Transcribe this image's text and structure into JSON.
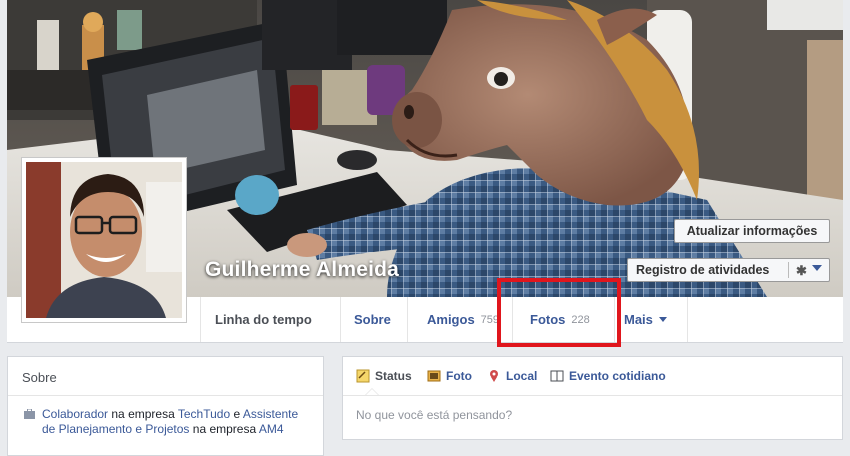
{
  "profile": {
    "name": "Guilherme Almeida",
    "update_info_label": "Atualizar informações",
    "activity_log_label": "Registro de atividades",
    "settings_icon": "gear-icon"
  },
  "nav": {
    "tabs": [
      {
        "label": "Linha do tempo",
        "count": ""
      },
      {
        "label": "Sobre",
        "count": ""
      },
      {
        "label": "Amigos",
        "count": "759"
      },
      {
        "label": "Fotos",
        "count": "228"
      },
      {
        "label": "Mais",
        "count": ""
      }
    ]
  },
  "about": {
    "title": "Sobre",
    "work": {
      "role": "Colaborador",
      "connector": " na empresa ",
      "company": "TechTudo",
      "connector2": " e ",
      "role2": "Assistente de Planejamento e Projetos",
      "connector3": " na empresa ",
      "company2": "AM4"
    }
  },
  "composer": {
    "tabs": [
      {
        "label": "Status",
        "icon": "status-icon"
      },
      {
        "label": "Foto",
        "icon": "photo-icon"
      },
      {
        "label": "Local",
        "icon": "location-icon"
      },
      {
        "label": "Evento cotidiano",
        "icon": "book-icon"
      }
    ],
    "placeholder": "No que você está pensando?"
  },
  "colors": {
    "brand": "#3b5998",
    "highlight": "#e0161d",
    "background": "#e9ebee"
  }
}
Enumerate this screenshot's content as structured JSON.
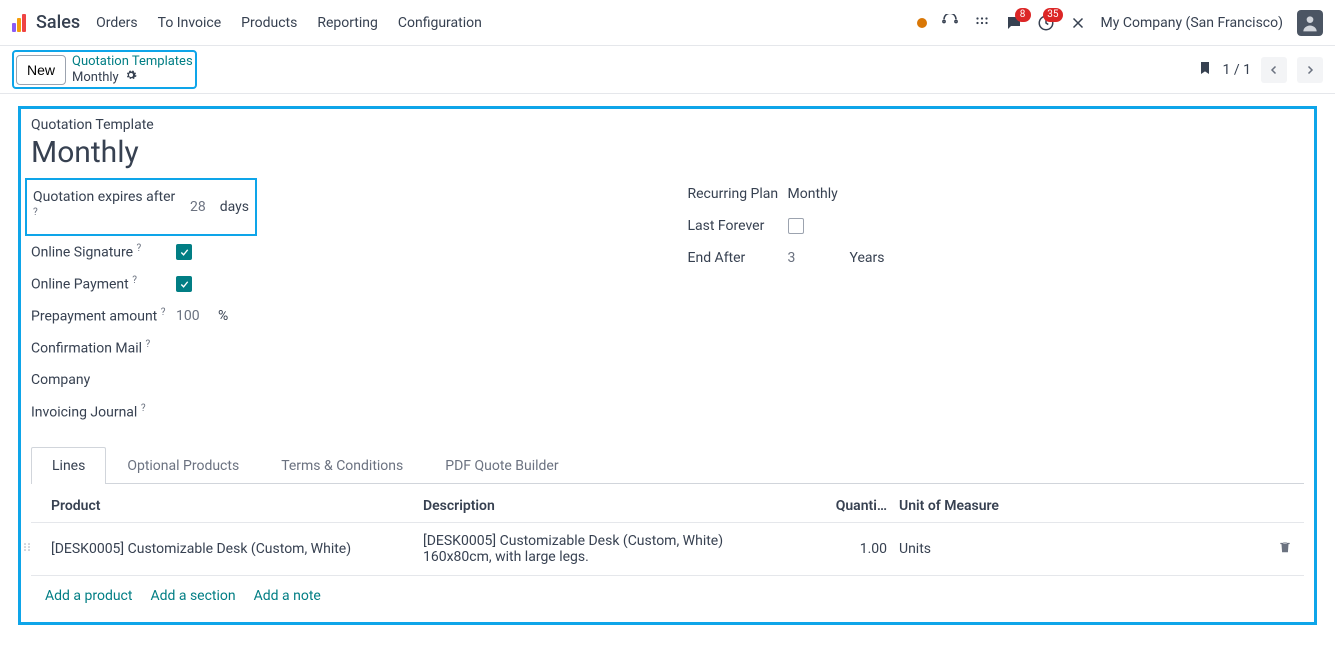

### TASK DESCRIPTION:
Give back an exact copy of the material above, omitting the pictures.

### FINISHED EXERCISE:
Transcribe this image's text and structure into JSON.
{
  "profile": {
    "name": "Guilherme Almeida",
    "update_info_label": "Atualizar informações",
    "activity_log_label": "Registro de atividades",
    "settings_icon": "gear-icon"
  },
  "nav": {
    "tabs": [
      {
        "label": "Linha do tempo",
        "count": ""
      },
      {
        "label": "Sobre",
        "count": ""
      },
      {
        "label": "Amigos",
        "count": "759"
      },
      {
        "label": "Fotos",
        "count": "228"
      },
      {
        "label": "Mais",
        "count": ""
      }
    ]
  },
  "about": {
    "title": "Sobre",
    "work": {
      "role": "Colaborador",
      "connector": " na empresa ",
      "company": "TechTudo",
      "connector2": " e ",
      "role2": "Assistente de Planejamento e Projetos",
      "connector3": " na empresa ",
      "company2": "AM4"
    }
  },
  "composer": {
    "tabs": [
      {
        "label": "Status",
        "icon": "status-icon"
      },
      {
        "label": "Foto",
        "icon": "photo-icon"
      },
      {
        "label": "Local",
        "icon": "location-icon"
      },
      {
        "label": "Evento cotidiano",
        "icon": "book-icon"
      }
    ],
    "placeholder": "No que você está pensando?"
  },
  "colors": {
    "brand": "#3b5998",
    "highlight": "#e0161d",
    "background": "#e9ebee"
  }
}
Enumerate this screenshot's content as structured JSON.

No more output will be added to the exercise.